    Bayshore Middle School
    Middletown, NJ




    4. Just Learn It
    “My mobile app would be based on the Nike Fitness App, but have a ‘folder’ for the courses the student currently takes. It would also have a weekly depiction of how the student is reacting to what he is learning.”
    Girl, Grade 10
    Jasper High School
    Plano, TX



    5. The Past Speaks to Us
    “This game will let you choose famous people who were teachers from the past. Then they will tell you some of the smartest facts they know.”
    Girl, Grade 2
    North Ranch Elementary School
    Scottsdale, AZ

    — 2 years ago
    #applications  #K-12  #technology 
    National Center Looks To Advance Education Technology →

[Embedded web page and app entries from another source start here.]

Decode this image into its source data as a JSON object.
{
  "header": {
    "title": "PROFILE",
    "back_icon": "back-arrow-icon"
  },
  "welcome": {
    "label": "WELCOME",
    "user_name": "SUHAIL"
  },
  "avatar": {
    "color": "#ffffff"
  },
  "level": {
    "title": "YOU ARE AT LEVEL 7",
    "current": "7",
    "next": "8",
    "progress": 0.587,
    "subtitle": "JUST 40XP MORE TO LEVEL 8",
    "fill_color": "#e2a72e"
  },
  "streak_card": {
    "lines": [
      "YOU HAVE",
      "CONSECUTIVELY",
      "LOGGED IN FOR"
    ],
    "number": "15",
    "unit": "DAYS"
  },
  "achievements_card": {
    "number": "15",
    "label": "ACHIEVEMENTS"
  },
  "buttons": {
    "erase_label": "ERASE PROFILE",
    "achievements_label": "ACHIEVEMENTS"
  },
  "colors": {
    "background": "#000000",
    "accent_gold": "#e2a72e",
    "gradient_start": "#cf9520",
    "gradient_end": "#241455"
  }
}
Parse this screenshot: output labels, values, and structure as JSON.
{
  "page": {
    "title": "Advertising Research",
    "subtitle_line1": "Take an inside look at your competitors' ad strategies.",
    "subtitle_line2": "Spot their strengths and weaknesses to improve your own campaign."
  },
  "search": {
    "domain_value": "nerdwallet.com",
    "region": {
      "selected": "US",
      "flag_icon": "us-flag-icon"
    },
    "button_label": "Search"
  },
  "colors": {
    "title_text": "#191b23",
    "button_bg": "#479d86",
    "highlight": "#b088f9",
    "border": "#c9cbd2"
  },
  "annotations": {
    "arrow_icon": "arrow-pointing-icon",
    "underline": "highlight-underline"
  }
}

    The United States Department of Education and the White House formally kicked off a new national center Friday whose aim is to identify, test, and help bring to market promising education technologies. The National Science Foundation was also on hand to announce first-round funding in a separate but complementary program designed to support the development of new learning technologies.

    "Digital Promise is a unique partnership that will bring everyone together—educators, entrepreneurs, and researchers—to use technology to help students learn and teachers teach. There’s no silver bullet when it comes to education, but technology can be a powerful tool, and Digital Promise will help us make the most of it," President Obama said in remarks prepared for the launch.

    Follow the link for more…

    — 2 years ago with 1 note
    #education  #technology 
    Pew: One-third surveyed prefer texting to talking →

    infoneer-pulse:

    More of us are letting our thumbs do the talking.

    According to a new Pew study, 83 percent of American adults own cell phones and 73 percent of them send and receive text messages. Pew surveyed more than 2,200 people and asked those who text to cite their preferred way of being contacted on their cell phone. Almost a third—31 percent—said texting, while 53 percent said they prefer a voice call and 14 percent say it depends on the situation.

    Texters in the 18- to 24-year-old range are likely to have the most buff thumbs. Pew finds the average young adult in that range sends or receives an average of 109.5 texts per day, or about 3,200 per month. About a quarter of 18- to 24-year-olds fit into the hard-core 100-plus-texts-per-day demographic. The median texter in that age group sends or receives about 50 texts a day.

    » via CNET

    — 2 years ago with 21 notes
    #tech  #technology  #texting  #mobile  #cell phones 

    Voice of the Chief Marketing Officer from Argyle Executive Forum

    Much like education, technology is altering conventional marketing. Both sectors are being forced to consider a new consumer profile.

    — 2 years ago with 3 notes
    #marketing  #education  #technology  #chief marketing officer 
    Teaching with the iPad (and Angry Birds)

    Mobile Computing | CT 2011 Coverage                  By John K. Waters   07/26/11

    For some, the jury is still out on the potential of Apple’s popular iPad tablet device as a learning tool. Not for Jenna Linskens, Kristi Shaw, Robert Wagner, and Marian University, the small Catholic and Franciscan school in Indianapolis where they all teach. Marian offers a three-credit course to masters students in the graduate school of education on the iPad. Although that class is primarily attended by grad students, it has also become popular with local K-12 teachers.

    "We teach them how to use and implement iPads in the classroom," explained Shaw, who’s an assistant professor at Marian. "The device is just amazing."

    What makes the iPad amazing as a teaching technology, besides its category-defining form factor, is the exploding selection of apps that run on it, said Linskens, an instructor in Marian’s education technology department—including those specifically designed for educational purposes and those that started out as something else.

    "I know of a teacher who’s using ‘Angry Birds’ to teach physics," she said. "So go ahead, download that game if you want to. Even if you don’t find a way to use it to teach, it’ll help you get better at using the device."

    Full article  http://campustechnology.com/articles/2011/07/26/teaching-with-the-ipad-and-angry-birds.aspx

    — 3 years ago with 4 notes
    #Campus technology  #educational technology  #technology  #education  #iPad  #K-12